Check each line below for the word "JSON". How many have it? Answer with the number only.

### Element data from apps and pages
● ● ●

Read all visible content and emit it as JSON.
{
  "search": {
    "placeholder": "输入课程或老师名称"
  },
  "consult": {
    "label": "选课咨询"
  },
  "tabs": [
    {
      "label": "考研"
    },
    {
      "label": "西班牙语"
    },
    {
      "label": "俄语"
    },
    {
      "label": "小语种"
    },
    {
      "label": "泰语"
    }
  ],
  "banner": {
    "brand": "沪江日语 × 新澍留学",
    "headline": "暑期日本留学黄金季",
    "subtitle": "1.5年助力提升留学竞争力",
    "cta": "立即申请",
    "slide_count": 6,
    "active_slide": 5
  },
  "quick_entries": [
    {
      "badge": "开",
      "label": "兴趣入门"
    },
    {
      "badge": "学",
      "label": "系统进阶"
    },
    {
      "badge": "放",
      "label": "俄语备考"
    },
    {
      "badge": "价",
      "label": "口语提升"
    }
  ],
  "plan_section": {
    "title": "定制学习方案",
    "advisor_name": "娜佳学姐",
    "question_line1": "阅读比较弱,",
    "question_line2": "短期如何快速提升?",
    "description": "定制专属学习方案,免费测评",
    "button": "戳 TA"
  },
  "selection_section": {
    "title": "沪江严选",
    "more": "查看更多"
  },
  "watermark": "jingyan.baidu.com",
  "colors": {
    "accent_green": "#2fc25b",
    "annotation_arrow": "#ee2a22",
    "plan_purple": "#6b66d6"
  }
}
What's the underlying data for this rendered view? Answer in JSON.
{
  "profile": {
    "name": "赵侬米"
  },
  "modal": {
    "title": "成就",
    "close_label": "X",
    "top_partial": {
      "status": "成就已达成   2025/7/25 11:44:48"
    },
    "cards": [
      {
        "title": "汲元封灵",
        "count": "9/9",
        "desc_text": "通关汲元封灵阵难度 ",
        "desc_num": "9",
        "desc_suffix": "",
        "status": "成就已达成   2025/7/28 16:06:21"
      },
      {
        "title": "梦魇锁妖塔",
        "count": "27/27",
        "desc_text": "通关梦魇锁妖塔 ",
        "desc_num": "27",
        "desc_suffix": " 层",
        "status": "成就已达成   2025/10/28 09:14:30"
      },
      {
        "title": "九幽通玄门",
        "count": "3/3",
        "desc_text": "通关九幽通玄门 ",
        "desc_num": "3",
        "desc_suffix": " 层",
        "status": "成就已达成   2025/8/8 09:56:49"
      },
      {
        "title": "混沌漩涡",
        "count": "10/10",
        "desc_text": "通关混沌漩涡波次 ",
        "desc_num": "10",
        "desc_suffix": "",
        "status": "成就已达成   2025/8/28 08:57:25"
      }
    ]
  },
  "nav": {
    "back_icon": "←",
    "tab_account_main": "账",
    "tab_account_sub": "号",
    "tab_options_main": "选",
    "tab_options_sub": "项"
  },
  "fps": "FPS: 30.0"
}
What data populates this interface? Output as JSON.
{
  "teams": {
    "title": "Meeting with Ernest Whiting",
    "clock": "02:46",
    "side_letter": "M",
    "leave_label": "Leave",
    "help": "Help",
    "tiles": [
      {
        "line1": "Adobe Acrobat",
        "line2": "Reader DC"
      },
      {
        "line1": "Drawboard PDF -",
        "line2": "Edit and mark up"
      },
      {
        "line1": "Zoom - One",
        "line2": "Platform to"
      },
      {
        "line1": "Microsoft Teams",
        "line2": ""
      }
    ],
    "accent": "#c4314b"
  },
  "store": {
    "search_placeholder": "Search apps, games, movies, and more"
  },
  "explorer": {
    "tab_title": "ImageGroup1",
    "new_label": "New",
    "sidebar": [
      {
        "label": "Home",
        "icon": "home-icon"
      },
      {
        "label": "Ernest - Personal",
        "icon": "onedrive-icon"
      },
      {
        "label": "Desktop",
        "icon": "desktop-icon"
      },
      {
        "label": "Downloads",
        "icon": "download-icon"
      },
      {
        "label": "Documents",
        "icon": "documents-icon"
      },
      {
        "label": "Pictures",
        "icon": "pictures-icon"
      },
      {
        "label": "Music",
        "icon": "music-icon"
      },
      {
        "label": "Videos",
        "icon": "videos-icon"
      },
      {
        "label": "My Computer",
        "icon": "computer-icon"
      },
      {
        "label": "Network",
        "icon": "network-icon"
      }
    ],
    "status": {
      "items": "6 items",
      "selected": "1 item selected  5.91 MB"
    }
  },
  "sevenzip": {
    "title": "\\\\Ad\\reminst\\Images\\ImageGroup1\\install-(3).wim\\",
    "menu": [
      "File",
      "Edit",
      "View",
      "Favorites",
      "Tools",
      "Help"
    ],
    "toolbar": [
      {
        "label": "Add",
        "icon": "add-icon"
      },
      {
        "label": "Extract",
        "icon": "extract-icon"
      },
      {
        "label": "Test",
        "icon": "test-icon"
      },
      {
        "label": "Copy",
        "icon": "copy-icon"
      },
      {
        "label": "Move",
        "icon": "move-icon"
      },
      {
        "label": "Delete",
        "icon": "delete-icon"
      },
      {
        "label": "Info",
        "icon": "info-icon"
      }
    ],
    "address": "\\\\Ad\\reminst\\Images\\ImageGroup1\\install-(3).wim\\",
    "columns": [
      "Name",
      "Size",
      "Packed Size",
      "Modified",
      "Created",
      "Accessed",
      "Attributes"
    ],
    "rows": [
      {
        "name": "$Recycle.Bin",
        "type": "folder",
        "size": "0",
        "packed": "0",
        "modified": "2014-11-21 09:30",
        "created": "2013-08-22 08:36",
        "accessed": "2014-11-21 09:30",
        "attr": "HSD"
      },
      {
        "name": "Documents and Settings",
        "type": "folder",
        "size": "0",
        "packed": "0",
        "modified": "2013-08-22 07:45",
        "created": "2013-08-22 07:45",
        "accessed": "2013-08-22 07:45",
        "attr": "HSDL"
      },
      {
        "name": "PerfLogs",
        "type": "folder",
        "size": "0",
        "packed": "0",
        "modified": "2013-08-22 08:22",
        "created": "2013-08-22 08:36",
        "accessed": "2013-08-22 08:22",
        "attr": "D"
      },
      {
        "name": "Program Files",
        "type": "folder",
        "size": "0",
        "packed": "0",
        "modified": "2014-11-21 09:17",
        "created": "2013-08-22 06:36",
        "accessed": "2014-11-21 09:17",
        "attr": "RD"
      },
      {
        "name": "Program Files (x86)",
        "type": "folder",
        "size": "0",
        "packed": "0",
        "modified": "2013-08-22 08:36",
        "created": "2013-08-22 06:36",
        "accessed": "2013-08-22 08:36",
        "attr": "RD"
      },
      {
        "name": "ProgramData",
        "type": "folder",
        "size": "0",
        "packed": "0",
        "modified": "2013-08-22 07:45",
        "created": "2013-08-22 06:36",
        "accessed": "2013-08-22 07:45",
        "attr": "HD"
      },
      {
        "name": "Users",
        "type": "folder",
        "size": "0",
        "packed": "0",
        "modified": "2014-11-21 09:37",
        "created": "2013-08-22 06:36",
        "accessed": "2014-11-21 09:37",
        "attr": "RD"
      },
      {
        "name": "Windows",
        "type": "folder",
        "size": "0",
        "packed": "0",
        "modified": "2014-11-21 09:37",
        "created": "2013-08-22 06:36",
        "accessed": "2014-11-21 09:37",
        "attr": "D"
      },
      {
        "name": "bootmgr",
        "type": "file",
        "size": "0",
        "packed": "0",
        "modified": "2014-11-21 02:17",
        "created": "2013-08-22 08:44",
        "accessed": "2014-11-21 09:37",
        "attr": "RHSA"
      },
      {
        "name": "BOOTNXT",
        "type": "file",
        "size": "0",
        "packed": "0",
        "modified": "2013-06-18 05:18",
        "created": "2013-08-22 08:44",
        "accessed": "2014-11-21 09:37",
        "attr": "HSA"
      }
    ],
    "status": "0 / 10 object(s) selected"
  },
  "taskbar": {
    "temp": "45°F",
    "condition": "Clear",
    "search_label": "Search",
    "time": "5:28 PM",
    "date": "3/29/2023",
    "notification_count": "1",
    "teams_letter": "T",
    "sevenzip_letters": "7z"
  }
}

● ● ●

### WRITTEN RESPONSE
3